Professions are a great way of making gold or crafting equipment that you can use to make your life easier while you're out and about in Azeroth. It's worth doing a bit of research before you take the plunge though, so you know which are the best professions to learn with your class. As an example, Hunters won't go far wrong by choosing Skinning and Leatherworking as the latter enables you to craft leather and mail gear. Other good pairings are Enchanting and Tailoring (you can disenchant a lot of the gear you make), Alchemy and Herbalism, and Blacksmithing (or Engineering) goes well with Mining.
4. Don't buy all your skills
Every couple of levels, you should visit your class trainer to see which new skills are available to purchase but this doesn't mean you should buy everything as it becomes available. It's worth taking a few minutes to check out specific class guides to see which skills you should prioritise for leveling and pick up the rest later when you should (hopefully) have more gold to play around with.
5. Group up if you can
While the first ten or so levels aren't too punishing, it's certainly worth your while grouping up with other players to make questing that much more manageable. Even non-elite quests can be incredibly painful if you try to do them solo, especially when the enemies are densely packed into an area. Fetch quests can be a bit of a pain if you're in a group as the drop rate is often low for these, but once you factor in how much quicker you'll be killing things in a group, it's worth sticking with your friends or finding a guild.
6. Play with your keybindings
While there's nothing wrong with the default keybindings, if you're used to playing modern Warcraft – or even if you're new to Azeroth entirely – it's worth playing around with your keybindings and switching things up to suit you. I never keyboard turn, so for me, one of the first things I did was move the strafe keys down to 'A' and 'D' which frees up 'Q' and 'E' for skills. Another change I made pretty quickly was switching the binding so that pressing 'B' would open all my bags, rather than just one. Oh, and while it's not technically a keybinding, press 'V', as this will enable enemy nameplates and give you a much better visual of an enemy's health.

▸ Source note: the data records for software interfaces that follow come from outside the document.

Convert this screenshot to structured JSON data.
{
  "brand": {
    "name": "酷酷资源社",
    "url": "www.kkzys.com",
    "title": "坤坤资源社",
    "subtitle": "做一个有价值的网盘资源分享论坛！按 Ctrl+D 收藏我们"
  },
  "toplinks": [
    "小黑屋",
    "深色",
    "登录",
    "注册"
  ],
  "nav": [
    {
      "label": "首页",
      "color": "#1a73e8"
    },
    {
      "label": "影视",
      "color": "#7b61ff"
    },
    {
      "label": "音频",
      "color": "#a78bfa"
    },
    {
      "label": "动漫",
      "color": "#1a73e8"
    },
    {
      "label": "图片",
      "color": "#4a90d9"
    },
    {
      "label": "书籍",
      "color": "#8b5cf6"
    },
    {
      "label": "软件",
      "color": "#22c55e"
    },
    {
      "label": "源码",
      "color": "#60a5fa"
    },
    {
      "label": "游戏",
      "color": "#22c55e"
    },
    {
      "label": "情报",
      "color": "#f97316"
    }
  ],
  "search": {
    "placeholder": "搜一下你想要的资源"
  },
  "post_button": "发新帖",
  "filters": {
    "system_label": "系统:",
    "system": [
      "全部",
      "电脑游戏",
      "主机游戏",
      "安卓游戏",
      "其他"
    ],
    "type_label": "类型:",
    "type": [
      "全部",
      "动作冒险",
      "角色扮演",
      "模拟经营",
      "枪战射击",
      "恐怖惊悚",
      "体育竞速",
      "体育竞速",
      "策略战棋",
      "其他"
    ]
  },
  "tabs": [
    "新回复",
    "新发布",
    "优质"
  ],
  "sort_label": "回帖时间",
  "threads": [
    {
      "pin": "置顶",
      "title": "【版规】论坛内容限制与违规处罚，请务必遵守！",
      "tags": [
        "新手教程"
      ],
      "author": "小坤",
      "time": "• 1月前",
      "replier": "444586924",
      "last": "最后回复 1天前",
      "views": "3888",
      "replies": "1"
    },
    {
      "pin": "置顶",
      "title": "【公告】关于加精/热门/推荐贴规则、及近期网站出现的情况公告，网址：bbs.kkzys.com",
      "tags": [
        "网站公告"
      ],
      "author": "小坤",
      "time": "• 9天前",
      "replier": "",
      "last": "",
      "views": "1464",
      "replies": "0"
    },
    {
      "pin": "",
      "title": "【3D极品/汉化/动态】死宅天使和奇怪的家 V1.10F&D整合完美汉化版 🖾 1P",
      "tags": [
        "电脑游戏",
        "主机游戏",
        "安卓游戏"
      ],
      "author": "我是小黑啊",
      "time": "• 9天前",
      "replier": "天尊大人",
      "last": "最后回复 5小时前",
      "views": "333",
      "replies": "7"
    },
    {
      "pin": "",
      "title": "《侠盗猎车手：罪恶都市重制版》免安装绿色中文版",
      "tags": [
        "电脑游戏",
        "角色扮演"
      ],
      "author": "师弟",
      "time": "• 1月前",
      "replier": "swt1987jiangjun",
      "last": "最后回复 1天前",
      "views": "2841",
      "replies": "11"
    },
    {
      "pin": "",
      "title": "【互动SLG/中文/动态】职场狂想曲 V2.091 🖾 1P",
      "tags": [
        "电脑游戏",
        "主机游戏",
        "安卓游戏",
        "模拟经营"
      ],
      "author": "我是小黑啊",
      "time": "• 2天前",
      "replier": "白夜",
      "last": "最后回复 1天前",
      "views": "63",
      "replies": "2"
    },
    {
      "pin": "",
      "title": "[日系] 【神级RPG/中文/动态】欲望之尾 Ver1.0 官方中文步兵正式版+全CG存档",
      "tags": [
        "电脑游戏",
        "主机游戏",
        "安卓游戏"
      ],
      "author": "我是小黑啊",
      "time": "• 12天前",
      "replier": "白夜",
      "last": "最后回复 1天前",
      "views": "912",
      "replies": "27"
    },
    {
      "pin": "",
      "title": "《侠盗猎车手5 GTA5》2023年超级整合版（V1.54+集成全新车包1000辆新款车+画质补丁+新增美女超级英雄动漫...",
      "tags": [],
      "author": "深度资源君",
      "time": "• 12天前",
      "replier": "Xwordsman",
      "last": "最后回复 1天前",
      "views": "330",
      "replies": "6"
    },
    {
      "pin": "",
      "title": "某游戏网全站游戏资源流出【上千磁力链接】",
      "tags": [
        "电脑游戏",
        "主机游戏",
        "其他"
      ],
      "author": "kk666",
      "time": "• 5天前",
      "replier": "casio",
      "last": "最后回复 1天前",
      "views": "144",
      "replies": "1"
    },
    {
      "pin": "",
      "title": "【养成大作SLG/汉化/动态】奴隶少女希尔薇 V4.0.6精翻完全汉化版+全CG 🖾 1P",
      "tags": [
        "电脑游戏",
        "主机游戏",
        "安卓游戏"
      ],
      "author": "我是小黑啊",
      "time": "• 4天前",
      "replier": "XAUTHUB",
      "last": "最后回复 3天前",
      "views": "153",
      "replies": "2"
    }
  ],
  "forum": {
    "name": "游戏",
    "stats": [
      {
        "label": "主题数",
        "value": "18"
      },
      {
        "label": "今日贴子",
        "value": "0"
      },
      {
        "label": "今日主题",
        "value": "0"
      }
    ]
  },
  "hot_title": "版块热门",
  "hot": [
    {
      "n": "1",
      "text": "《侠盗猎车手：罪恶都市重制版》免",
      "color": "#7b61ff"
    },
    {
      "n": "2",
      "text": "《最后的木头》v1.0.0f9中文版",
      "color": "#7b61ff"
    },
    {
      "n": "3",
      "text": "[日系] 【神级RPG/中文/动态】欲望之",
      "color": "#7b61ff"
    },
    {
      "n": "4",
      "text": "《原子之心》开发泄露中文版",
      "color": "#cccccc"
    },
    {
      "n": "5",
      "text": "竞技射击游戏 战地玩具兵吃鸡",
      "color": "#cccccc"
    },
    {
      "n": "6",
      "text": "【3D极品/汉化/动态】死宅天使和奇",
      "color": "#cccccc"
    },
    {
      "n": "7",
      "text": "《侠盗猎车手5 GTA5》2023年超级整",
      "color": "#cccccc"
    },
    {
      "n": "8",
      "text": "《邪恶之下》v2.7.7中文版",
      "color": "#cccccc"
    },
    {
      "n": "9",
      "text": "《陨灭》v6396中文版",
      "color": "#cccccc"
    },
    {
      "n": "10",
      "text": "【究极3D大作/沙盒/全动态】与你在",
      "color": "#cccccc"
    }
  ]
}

7. Consider using addons
You might be shying away from using addons in WoW Classic for the sake of keeping the experience as close to the original as possible but it's worth having a look to see what's available. Obviously it's down to personal preference and you should play the game how you choose but there's no addon that's going to prevent the 50,000 or so deaths (possibly a slight exaggeration) that you'll rack up before hitting max level. So if having the ability to see quest objectives on your map makes you feel better as you're on your ninth corpse run of the day, then I say go for it!
8. Go at your own pace
You'll soon discover that WoW Classic is a completely different experience to modern Warcraft. Where the latter is all about the endgame content and reaching max level as quickly as possible in order to crack on with the current content, WoW Classic has a much slower pace.
The endgame content in Classic is minimal. You have a couple of raids to clear as well as reputation to grind to meet those entry requirements but the bulk of the experience of playing Classic is the levelling, so you might as well take your time and enjoy it.
9. Log out in an inn for extra 'rested' experience
When it's finally time to log out of WoW Classic and do something crazy like go outside, you'll want to make sure you've logged out in a 'rest' area. Anywhere in a capital city works – think Orgrimmar or Stormwind City – or if it's too far to travel, any inn will do. You can tell if you're in a rest area because your portrait next to your health bar will pulse yellow and you'll be able to logout instantly, rather than waiting 20 seconds.
Why bother? When you log out, your character will automatically gain 'rested XP' which increases the experience you gain from killing enemies by 200 percent. If you log out in a rest area, you'll gain rested XP four times faster than if you just log out anywhere so it's worthwhile using your hearthstone or spending a few minutes locating the nearest inn.